━━━ Data to examine ━━━

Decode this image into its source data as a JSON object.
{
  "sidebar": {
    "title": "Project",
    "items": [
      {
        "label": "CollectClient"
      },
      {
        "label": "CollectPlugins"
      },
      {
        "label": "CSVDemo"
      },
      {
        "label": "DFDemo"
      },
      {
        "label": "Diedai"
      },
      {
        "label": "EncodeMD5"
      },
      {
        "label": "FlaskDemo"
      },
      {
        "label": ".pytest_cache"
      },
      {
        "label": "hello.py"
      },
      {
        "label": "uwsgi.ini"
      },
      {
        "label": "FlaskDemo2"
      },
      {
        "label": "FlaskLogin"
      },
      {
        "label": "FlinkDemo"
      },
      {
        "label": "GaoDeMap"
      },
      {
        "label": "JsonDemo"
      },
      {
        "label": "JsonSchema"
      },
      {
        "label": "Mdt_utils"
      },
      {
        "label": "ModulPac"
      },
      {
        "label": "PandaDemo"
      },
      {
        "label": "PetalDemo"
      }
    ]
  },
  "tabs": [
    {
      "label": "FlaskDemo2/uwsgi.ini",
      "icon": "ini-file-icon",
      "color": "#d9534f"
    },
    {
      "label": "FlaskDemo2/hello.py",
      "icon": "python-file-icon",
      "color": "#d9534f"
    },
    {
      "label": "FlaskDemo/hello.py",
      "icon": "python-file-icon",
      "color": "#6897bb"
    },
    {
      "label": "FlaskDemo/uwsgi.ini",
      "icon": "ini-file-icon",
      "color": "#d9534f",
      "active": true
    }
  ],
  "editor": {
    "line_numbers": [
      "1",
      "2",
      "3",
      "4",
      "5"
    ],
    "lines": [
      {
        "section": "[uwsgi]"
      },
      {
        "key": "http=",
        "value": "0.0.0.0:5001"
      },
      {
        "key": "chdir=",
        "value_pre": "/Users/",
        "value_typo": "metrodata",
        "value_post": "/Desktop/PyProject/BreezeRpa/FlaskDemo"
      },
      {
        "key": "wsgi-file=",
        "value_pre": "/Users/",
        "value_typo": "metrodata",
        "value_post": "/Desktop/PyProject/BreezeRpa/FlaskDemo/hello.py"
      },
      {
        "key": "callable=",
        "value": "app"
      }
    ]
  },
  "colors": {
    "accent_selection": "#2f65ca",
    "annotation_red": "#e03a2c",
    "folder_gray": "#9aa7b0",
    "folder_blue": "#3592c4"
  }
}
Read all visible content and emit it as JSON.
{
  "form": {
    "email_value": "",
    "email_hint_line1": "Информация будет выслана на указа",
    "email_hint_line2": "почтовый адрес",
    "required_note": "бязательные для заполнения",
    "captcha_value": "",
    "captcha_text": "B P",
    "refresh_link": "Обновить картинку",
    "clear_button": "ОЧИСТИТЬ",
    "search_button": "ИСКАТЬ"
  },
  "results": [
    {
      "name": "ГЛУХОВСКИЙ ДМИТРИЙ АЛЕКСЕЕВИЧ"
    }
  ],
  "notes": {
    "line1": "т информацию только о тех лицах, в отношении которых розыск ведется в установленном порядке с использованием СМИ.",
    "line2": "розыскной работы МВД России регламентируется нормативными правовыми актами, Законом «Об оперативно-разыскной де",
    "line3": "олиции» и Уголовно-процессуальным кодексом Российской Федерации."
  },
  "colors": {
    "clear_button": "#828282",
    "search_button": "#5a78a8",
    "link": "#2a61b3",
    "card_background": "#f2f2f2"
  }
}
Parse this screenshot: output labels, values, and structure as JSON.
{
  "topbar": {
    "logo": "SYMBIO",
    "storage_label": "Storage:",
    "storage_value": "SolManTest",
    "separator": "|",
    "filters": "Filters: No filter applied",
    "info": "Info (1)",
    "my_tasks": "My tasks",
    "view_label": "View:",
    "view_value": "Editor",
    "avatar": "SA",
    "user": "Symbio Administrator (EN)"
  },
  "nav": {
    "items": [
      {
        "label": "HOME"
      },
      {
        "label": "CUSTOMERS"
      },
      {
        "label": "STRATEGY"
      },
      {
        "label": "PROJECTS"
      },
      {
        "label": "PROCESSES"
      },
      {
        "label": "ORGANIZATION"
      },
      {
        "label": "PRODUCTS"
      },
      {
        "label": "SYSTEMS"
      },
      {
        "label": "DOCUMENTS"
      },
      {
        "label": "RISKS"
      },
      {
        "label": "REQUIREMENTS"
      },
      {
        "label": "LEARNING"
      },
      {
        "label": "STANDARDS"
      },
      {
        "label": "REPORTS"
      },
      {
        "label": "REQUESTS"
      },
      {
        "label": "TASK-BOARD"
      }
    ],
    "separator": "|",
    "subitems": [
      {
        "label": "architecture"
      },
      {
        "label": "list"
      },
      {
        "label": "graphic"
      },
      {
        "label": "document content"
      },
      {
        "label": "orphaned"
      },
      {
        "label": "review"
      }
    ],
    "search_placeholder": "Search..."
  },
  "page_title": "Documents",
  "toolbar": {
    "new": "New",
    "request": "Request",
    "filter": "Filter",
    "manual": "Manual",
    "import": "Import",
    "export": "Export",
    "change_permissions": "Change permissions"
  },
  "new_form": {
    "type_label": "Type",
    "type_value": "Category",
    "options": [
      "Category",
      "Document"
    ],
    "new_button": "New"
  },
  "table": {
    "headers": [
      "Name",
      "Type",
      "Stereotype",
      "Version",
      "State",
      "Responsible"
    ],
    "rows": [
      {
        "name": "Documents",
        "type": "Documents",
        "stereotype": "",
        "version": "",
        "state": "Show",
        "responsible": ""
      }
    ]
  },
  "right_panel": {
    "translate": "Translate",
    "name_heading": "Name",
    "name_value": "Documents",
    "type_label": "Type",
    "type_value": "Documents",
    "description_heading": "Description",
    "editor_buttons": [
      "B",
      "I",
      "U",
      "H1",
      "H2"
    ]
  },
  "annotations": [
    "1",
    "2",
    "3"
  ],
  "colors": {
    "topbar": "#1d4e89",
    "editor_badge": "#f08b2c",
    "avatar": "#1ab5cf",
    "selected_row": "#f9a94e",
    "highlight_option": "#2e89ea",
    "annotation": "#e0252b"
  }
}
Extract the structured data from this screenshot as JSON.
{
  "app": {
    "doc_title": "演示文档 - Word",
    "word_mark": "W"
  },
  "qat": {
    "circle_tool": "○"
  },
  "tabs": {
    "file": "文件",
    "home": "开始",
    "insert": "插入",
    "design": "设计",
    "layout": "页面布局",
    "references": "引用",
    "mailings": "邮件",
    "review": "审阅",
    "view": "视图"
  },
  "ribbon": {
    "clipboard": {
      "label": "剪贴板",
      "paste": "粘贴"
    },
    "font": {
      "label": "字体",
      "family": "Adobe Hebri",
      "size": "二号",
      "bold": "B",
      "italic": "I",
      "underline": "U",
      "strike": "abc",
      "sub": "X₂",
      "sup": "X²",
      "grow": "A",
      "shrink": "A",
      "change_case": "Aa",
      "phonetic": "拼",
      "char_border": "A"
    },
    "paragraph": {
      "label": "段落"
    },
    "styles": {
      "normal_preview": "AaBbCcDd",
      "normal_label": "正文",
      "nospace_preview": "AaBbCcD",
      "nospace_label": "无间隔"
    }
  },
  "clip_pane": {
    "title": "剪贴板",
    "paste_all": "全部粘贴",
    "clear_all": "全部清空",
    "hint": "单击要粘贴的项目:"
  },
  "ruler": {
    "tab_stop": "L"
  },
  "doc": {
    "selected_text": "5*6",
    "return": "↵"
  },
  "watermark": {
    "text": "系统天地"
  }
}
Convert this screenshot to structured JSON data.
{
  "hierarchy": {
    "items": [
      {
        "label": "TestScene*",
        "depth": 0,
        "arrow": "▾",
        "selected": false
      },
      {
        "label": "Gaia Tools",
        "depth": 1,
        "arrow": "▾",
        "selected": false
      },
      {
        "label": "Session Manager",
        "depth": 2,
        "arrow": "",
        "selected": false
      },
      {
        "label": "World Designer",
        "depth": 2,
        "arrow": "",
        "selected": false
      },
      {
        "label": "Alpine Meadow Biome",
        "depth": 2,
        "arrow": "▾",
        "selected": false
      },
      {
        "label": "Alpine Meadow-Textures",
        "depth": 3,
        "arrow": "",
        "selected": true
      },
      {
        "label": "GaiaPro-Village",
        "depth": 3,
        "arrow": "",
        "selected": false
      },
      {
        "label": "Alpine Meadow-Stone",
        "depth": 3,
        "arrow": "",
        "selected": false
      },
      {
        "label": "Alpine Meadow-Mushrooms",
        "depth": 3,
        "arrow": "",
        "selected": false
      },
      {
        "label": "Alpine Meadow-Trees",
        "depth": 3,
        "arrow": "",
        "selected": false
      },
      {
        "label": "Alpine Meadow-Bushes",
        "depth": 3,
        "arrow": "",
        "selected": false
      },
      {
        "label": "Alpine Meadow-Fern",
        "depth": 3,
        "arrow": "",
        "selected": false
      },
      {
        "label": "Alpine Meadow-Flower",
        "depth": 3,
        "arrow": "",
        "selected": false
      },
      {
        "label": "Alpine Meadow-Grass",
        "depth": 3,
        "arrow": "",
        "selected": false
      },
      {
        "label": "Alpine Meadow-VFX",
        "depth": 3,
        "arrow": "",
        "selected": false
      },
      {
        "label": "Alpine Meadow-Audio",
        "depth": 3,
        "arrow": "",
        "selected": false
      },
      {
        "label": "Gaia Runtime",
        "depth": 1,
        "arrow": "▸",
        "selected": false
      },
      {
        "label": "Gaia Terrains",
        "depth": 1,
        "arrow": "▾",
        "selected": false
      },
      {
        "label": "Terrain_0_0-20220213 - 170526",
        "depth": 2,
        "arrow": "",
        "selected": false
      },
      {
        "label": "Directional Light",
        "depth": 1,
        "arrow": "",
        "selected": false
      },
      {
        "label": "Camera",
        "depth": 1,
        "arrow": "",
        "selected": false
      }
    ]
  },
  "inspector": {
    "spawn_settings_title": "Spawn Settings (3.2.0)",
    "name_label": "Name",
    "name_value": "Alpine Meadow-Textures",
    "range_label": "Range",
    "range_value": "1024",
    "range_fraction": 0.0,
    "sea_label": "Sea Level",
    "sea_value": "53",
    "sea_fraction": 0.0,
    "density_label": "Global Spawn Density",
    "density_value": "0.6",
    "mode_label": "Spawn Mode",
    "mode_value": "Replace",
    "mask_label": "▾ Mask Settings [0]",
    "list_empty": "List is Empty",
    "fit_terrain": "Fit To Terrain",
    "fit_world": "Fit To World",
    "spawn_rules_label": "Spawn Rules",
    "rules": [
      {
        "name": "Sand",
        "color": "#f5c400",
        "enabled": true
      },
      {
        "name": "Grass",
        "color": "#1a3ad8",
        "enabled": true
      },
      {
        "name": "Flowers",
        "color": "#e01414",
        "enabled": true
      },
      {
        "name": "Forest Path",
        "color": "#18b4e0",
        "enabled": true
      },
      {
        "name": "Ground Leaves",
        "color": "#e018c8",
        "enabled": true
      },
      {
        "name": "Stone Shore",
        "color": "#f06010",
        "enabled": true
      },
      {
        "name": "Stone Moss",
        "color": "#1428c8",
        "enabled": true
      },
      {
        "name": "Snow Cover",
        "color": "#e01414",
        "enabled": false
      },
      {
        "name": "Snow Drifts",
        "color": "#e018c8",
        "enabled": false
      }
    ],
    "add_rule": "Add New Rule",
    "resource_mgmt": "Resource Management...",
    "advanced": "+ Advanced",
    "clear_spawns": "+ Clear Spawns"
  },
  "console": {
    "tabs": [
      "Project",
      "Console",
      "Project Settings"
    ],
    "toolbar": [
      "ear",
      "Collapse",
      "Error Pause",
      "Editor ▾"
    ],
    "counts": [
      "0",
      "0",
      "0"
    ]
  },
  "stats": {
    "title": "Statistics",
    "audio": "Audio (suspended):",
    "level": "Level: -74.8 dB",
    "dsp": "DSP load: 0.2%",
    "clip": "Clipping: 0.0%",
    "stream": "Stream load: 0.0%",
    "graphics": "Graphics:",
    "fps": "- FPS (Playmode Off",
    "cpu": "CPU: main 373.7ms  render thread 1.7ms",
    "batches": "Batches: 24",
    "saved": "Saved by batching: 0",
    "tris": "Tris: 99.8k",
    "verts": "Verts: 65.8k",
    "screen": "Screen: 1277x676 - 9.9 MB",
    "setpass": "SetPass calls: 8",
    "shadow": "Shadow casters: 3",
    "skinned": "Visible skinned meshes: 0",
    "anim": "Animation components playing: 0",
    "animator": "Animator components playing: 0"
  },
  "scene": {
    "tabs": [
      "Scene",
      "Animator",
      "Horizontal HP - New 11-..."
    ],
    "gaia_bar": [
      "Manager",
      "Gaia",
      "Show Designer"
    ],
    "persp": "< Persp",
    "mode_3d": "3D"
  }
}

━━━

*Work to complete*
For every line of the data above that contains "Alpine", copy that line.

*Solution to the exercise*
        "label": "Alpine Meadow Biome",
        "label": "Alpine Meadow-Textures",
        "label": "Alpine Meadow-Stone",
        "label": "Alpine Meadow-Mushrooms",
        "label": "Alpine Meadow-Trees",
        "label": "Alpine Meadow-Bushes",
        "label": "Alpine Meadow-Fern",
        "label": "Alpine Meadow-Flower",
        "label": "Alpine Meadow-Grass",
        "label": "Alpine Meadow-VFX",
        "label": "Alpine Meadow-Audio",
    "name_value": "Alpine Meadow-Textures",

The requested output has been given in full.